Repeat each entry as written and leave the images out of the copy.
(WORKING DATA begins)
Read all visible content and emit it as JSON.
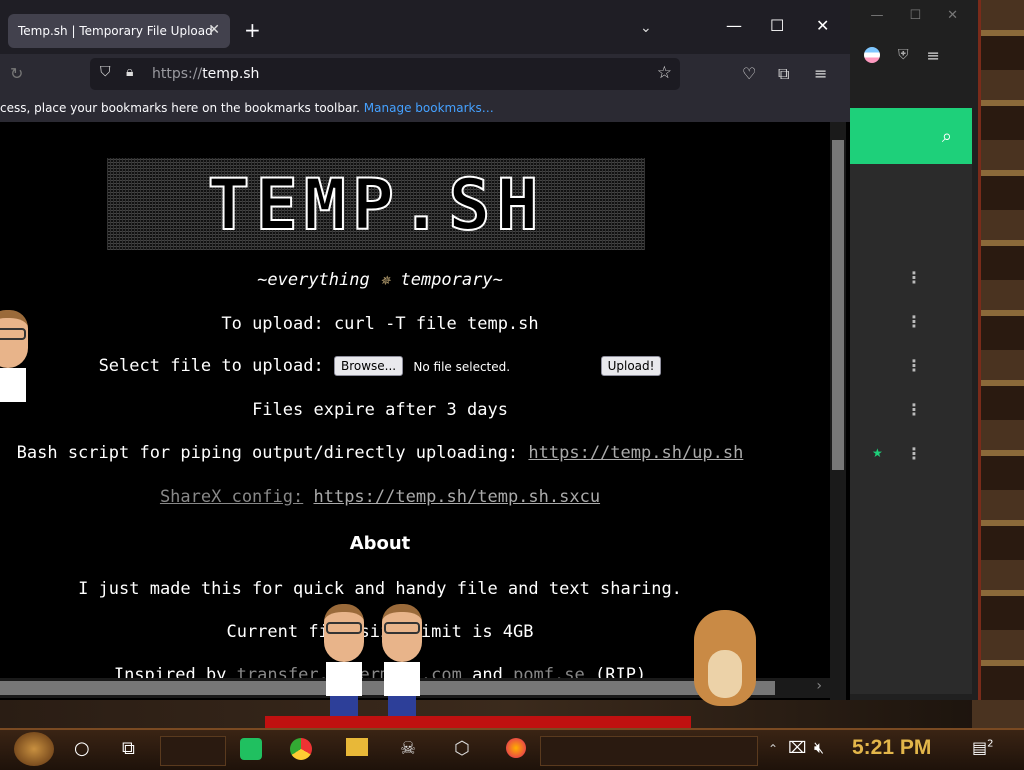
{
  "browser": {
    "tab_title": "Temp.sh | Temporary File Upload",
    "tab_close": "✕",
    "new_tab": "+",
    "tab_list": "⌄",
    "minimize": "—",
    "maximize": "☐",
    "close": "✕",
    "url_prefix": "https://",
    "url_host": "temp.sh",
    "bookmarks_text": "cess, place your bookmarks here on the bookmarks toolbar.",
    "bookmarks_link": "Manage bookmarks…"
  },
  "page": {
    "logo": "TEMP.SH",
    "tagline_left": "~everything",
    "tagline_right": "temporary~",
    "upload_cmd": "To upload: curl -T file temp.sh",
    "select_label": "Select file to upload:",
    "browse_label": "Browse...",
    "no_file": "No file selected.",
    "upload_label": "Upload!",
    "expire": "Files expire after 3 days",
    "bash_label": "Bash script for piping output/directly uploading:",
    "bash_link": "https://temp.sh/up.sh",
    "sharex_label": "ShareX config:",
    "sharex_link": "https://temp.sh/temp.sh.sxcu",
    "about_heading": "About",
    "about_text": "I just made this for quick and handy file and text sharing.",
    "limit_text": "Current file size limit is 4GB",
    "inspired_prefix": "Inspired by",
    "inspired_link1": "transfer.sh",
    "inspired_link2": "termbin.com",
    "inspired_and": "and",
    "inspired_link3": "pomf.se",
    "inspired_suffix": "(RIP)"
  },
  "taskbar": {
    "time": "5:21 PM",
    "notification_count": "2"
  },
  "colors": {
    "accent_green": "#1ed07a",
    "clock_gold": "#e3b64a",
    "link_blue": "#45a1ff"
  }
}
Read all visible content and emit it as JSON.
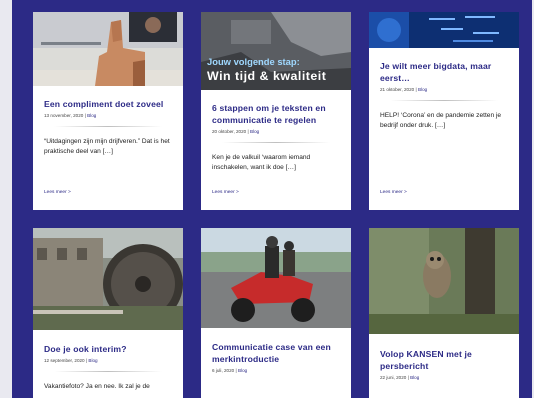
{
  "cards": [
    {
      "title": "Een compliment doet zoveel",
      "date": "13 november, 2020",
      "sep": "|",
      "category": "Blog",
      "excerpt": "“Uitdagingen zijn mijn drijfveren.” Dat is het praktische deel van […]",
      "more": "Lees meer >"
    },
    {
      "title": "6 stappen om je teksten en communicatie te regelen",
      "date": "20 oktober, 2020",
      "sep": "|",
      "category": "Blog",
      "excerpt": "Ken je de valkuil ‘waarom iemand inschakelen, want ik doe […]",
      "more": "Lees meer >",
      "image_line1": "Jouw volgende stap:",
      "image_line2": "Win tijd & kwaliteit"
    },
    {
      "title": "Je wilt meer bigdata, maar eerst…",
      "date": "21 oktober, 2020",
      "sep": "|",
      "category": "Blog",
      "excerpt": "HELP! ‘Corona’ en de pandemie zetten je bedrijf onder druk. […]",
      "more": "Lees meer >"
    },
    {
      "title": "Doe je ook interim?",
      "date": "12 september, 2020",
      "sep": "|",
      "category": "Blog",
      "excerpt": "Vakantiefoto? Ja en nee. Ik zal je de"
    },
    {
      "title": "Communicatie case van een merkintroductie",
      "date": "6 juli, 2020",
      "sep": "|",
      "category": "Blog"
    },
    {
      "title": "Volop KANSEN met je persbericht",
      "date": "22 juni, 2020",
      "sep": "|",
      "category": "Blog"
    }
  ],
  "colors": {
    "brand": "#2c2a86",
    "card": "#ffffff",
    "page": "#e9e9f0"
  }
}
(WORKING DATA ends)
● EXERCISE SOLUTION
Read all visible content and emit it as JSON.
{
  "browser": {
    "tab_title": "Temp.sh | Temporary File Upload",
    "tab_close": "✕",
    "new_tab": "+",
    "tab_list": "⌄",
    "minimize": "—",
    "maximize": "☐",
    "close": "✕",
    "url_prefix": "https://",
    "url_host": "temp.sh",
    "bookmarks_text": "cess, place your bookmarks here on the bookmarks toolbar.",
    "bookmarks_link": "Manage bookmarks…"
  },
  "page": {
    "logo": "TEMP.SH",
    "tagline_left": "~everything",
    "tagline_right": "temporary~",
    "upload_cmd": "To upload: curl -T file temp.sh",
    "select_label": "Select file to upload:",
    "browse_label": "Browse...",
    "no_file": "No file selected.",
    "upload_label": "Upload!",
    "expire": "Files expire after 3 days",
    "bash_label": "Bash script for piping output/directly uploading:",
    "bash_link": "https://temp.sh/up.sh",
    "sharex_label": "ShareX config:",
    "sharex_link": "https://temp.sh/temp.sh.sxcu",
    "about_heading": "About",
    "about_text": "I just made this for quick and handy file and text sharing.",
    "limit_text": "Current file size limit is 4GB",
    "inspired_prefix": "Inspired by",
    "inspired_link1": "transfer.sh",
    "inspired_link2": "termbin.com",
    "inspired_and": "and",
    "inspired_link3": "pomf.se",
    "inspired_suffix": "(RIP)"
  },
  "taskbar": {
    "time": "5:21 PM",
    "notification_count": "2"
  },
  "colors": {
    "accent_green": "#1ed07a",
    "clock_gold": "#e3b64a",
    "link_blue": "#45a1ff"
  }
}
Read all visible content and emit it as JSON.
{
  "cards": [
    {
      "title": "Een compliment doet zoveel",
      "date": "13 november, 2020",
      "sep": "|",
      "category": "Blog",
      "excerpt": "“Uitdagingen zijn mijn drijfveren.” Dat is het praktische deel van […]",
      "more": "Lees meer >"
    },
    {
      "title": "6 stappen om je teksten en communicatie te regelen",
      "date": "20 oktober, 2020",
      "sep": "|",
      "category": "Blog",
      "excerpt": "Ken je de valkuil ‘waarom iemand inschakelen, want ik doe […]",
      "more": "Lees meer >",
      "image_line1": "Jouw volgende stap:",
      "image_line2": "Win tijd & kwaliteit"
    },
    {
      "title": "Je wilt meer bigdata, maar eerst…",
      "date": "21 oktober, 2020",
      "sep": "|",
      "category": "Blog",
      "excerpt": "HELP! ‘Corona’ en de pandemie zetten je bedrijf onder druk. […]",
      "more": "Lees meer >"
    },
    {
      "title": "Doe je ook interim?",
      "date": "12 september, 2020",
      "sep": "|",
      "category": "Blog",
      "excerpt": "Vakantiefoto? Ja en nee. Ik zal je de"
    },
    {
      "title": "Communicatie case van een merkintroductie",
      "date": "6 juli, 2020",
      "sep": "|",
      "category": "Blog"
    },
    {
      "title": "Volop KANSEN met je persbericht",
      "date": "22 juni, 2020",
      "sep": "|",
      "category": "Blog"
    }
  ],
  "colors": {
    "brand": "#2c2a86",
    "card": "#ffffff",
    "page": "#e9e9f0"
  }
}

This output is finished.